Thus the existing Sloths are represented in the Brazilian bone-caves by a number of extinct genera of Bradypodidae, whilst the Post-pliocene sands and gravels of the open country have yielded the bones of various huge Edentates, resembling the Sloths in most essential respects, but adapted for a terrestrial instead of an arboreal life. Of these great "Ground-sloths" (Gravigrada), the most remarkable are the Megatherium (fig. 376), which attained a length of eighteen feet, with bones as massive as, or more so than, those of the Elephant; and the Mylodon and Megalonyx, both of which extended their range into the United States.

Fig. 376.   Skeleton of Megatherium. Post tertiary, South America.

Fig. 376. - Skeleton of Megatherium. Post-tertiary, South America.

In the same way the little banded Armadillos of South America were formerly represented by gigantic species, constituting the genus Glyptodon. The Glyptodons (fig. 377) differed from the living Armadillos in having no bands in their armour, so that they must have been unable to roll themselves up. It is rare at the present day to meet with any Armadillo over two or three feet in length; but the length of the Glyptodon clavipes, from the tip of the snout to the end of the tail, was more than nine feet.

Fig. 377.   Glyptodon clavipes. Pleistocene deposits of South America.

Fig. 377. - Glyptodon clavipes. Pleistocene deposits of South America.

The trunk-armour of Glyptodon is formed of nearly hexagonal bony scutes, forming a massive dome, for the support of which the skeleton is specially modified. Thus the last cervical and first two dorsal vertebrae are anchylosed to form a single bone ("trivertebral bone" of Huxley), which articulates by a movable hinge-joint with the remaining dorsal vertebrae, which are likewise anchylosed to form a kind of "tunnel or arched bridge of bone." The last two lumbar vertebrae are also fused with the sacral and caudal to form a continuous bony mass, whilst the ilia are of enormous size. Numerous extinct forms of genuine Armadillos have also been found in the Brazilian bone-caves, one of them (Chlamydotherium) being as big as a Rhinoceros.
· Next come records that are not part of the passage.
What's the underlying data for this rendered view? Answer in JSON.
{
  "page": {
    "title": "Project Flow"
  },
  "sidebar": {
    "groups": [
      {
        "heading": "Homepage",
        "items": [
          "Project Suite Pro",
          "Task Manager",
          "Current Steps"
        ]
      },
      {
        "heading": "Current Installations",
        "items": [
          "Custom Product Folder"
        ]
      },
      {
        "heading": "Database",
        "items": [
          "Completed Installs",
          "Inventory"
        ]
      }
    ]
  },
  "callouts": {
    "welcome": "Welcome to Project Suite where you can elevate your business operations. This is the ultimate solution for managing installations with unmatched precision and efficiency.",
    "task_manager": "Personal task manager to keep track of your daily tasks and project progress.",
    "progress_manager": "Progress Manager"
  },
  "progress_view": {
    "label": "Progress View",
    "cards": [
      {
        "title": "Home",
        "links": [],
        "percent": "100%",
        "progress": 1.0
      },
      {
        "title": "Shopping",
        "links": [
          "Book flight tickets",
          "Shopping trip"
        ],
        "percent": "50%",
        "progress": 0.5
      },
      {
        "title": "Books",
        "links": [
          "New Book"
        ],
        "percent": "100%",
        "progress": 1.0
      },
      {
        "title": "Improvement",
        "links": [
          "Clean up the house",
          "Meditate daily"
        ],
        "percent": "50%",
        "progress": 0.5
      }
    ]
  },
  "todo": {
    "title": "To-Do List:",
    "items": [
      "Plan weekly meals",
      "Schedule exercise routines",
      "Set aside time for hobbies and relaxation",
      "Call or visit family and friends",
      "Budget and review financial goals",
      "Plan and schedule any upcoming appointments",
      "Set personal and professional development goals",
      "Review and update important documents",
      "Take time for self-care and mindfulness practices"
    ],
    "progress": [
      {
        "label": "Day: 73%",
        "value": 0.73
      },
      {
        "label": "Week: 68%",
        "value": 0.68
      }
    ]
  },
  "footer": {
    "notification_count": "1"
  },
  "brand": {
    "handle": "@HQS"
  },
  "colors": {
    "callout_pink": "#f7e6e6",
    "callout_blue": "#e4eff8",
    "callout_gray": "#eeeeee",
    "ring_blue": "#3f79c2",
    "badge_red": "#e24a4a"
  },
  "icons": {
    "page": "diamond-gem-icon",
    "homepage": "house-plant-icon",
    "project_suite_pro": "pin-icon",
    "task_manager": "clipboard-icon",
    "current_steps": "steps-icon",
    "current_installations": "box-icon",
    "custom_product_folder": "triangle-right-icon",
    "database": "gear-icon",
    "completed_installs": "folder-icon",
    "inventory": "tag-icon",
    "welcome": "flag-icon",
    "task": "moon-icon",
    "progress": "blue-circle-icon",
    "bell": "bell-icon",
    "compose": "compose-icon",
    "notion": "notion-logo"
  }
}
Lastly, the South American Myrmecophagidae are represented in the Brazilian cavern-deposits by the extinct Glossotherium.